> _Exercise goal_
Print the whole listing exactly as it appears, but skip the pictures.

> _Supplied entries_

★ ★ ★ ★ ★ ★ ★

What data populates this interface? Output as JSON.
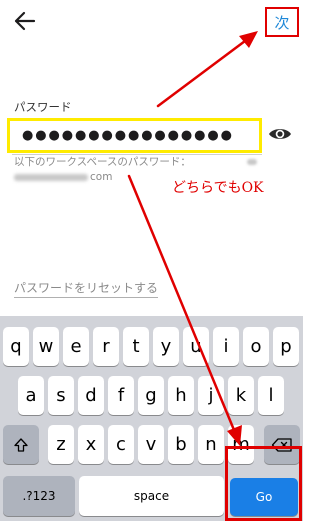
{
  "topbar": {
    "next_label": "次"
  },
  "form": {
    "label": "パスワード",
    "password_masked": "●●●●●●●●●●●●●●●●",
    "helper_text": "以下のワークスペースのパスワード：",
    "helper_email_end": "com",
    "reset_link": "パスワードをリセットする"
  },
  "annotation": {
    "note": "どちらでもOK",
    "color": "#e00000"
  },
  "keyboard": {
    "row1": [
      "q",
      "w",
      "e",
      "r",
      "t",
      "y",
      "u",
      "i",
      "o",
      "p"
    ],
    "row2": [
      "a",
      "s",
      "d",
      "f",
      "g",
      "h",
      "j",
      "k",
      "l"
    ],
    "row3": [
      "z",
      "x",
      "c",
      "v",
      "b",
      "n",
      "m"
    ],
    "numbers_label": ".?123",
    "space_label": "space",
    "go_label": "Go",
    "accent_color": "#1a7fe6"
  },
  "icons": [
    "back-arrow-icon",
    "eye-icon",
    "shift-icon",
    "delete-icon"
  ]
}
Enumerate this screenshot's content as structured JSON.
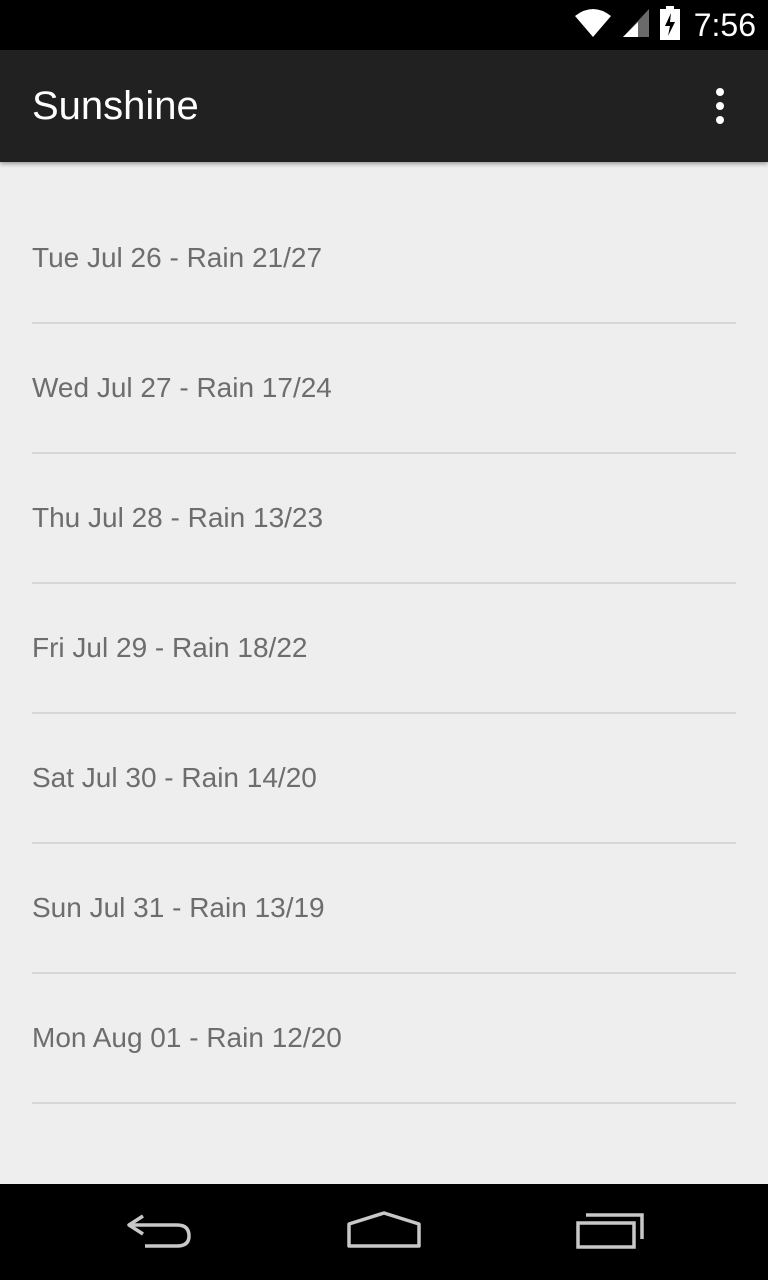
{
  "status_bar": {
    "time": "7:56",
    "icons": [
      "wifi-icon",
      "signal-icon",
      "battery-charging-icon"
    ]
  },
  "action_bar": {
    "title": "Sunshine",
    "overflow_icon": "more-vert-icon"
  },
  "forecast": {
    "items": [
      {
        "label": "Tue Jul 26 - Rain 21/27"
      },
      {
        "label": "Wed Jul 27 - Rain 17/24"
      },
      {
        "label": "Thu Jul 28 - Rain 13/23"
      },
      {
        "label": "Fri Jul 29 - Rain 18/22"
      },
      {
        "label": "Sat Jul 30 - Rain 14/20"
      },
      {
        "label": "Sun Jul 31 - Rain 13/19"
      },
      {
        "label": "Mon Aug 01 - Rain 12/20"
      }
    ]
  },
  "nav_bar": {
    "icons": [
      "back-icon",
      "home-icon",
      "recents-icon"
    ]
  },
  "colors": {
    "status_bar": "#000000",
    "action_bar": "#212121",
    "background": "#eeeeee",
    "list_text": "#6d6d6d",
    "divider": "#d6d6d6"
  }
}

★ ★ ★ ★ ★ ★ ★

> _Solution_
What data populates this interface? Output as JSON.
{
  "topbar": {
    "next_label": "次"
  },
  "form": {
    "label": "パスワード",
    "password_masked": "●●●●●●●●●●●●●●●●",
    "helper_text": "以下のワークスペースのパスワード：",
    "helper_email_end": "com",
    "reset_link": "パスワードをリセットする"
  },
  "annotation": {
    "note": "どちらでもOK",
    "color": "#e00000"
  },
  "keyboard": {
    "row1": [
      "q",
      "w",
      "e",
      "r",
      "t",
      "y",
      "u",
      "i",
      "o",
      "p"
    ],
    "row2": [
      "a",
      "s",
      "d",
      "f",
      "g",
      "h",
      "j",
      "k",
      "l"
    ],
    "row3": [
      "z",
      "x",
      "c",
      "v",
      "b",
      "n",
      "m"
    ],
    "numbers_label": ".?123",
    "space_label": "space",
    "go_label": "Go",
    "accent_color": "#1a7fe6"
  },
  "icons": [
    "back-arrow-icon",
    "eye-icon",
    "shift-icon",
    "delete-icon"
  ]
}
Enumerate this screenshot's content as structured JSON.
{
  "status_bar": {
    "time": "7:56",
    "icons": [
      "wifi-icon",
      "signal-icon",
      "battery-charging-icon"
    ]
  },
  "action_bar": {
    "title": "Sunshine",
    "overflow_icon": "more-vert-icon"
  },
  "forecast": {
    "items": [
      {
        "label": "Tue Jul 26 - Rain 21/27"
      },
      {
        "label": "Wed Jul 27 - Rain 17/24"
      },
      {
        "label": "Thu Jul 28 - Rain 13/23"
      },
      {
        "label": "Fri Jul 29 - Rain 18/22"
      },
      {
        "label": "Sat Jul 30 - Rain 14/20"
      },
      {
        "label": "Sun Jul 31 - Rain 13/19"
      },
      {
        "label": "Mon Aug 01 - Rain 12/20"
      }
    ]
  },
  "nav_bar": {
    "icons": [
      "back-icon",
      "home-icon",
      "recents-icon"
    ]
  },
  "colors": {
    "status_bar": "#000000",
    "action_bar": "#212121",
    "background": "#eeeeee",
    "list_text": "#6d6d6d",
    "divider": "#d6d6d6"
  }
}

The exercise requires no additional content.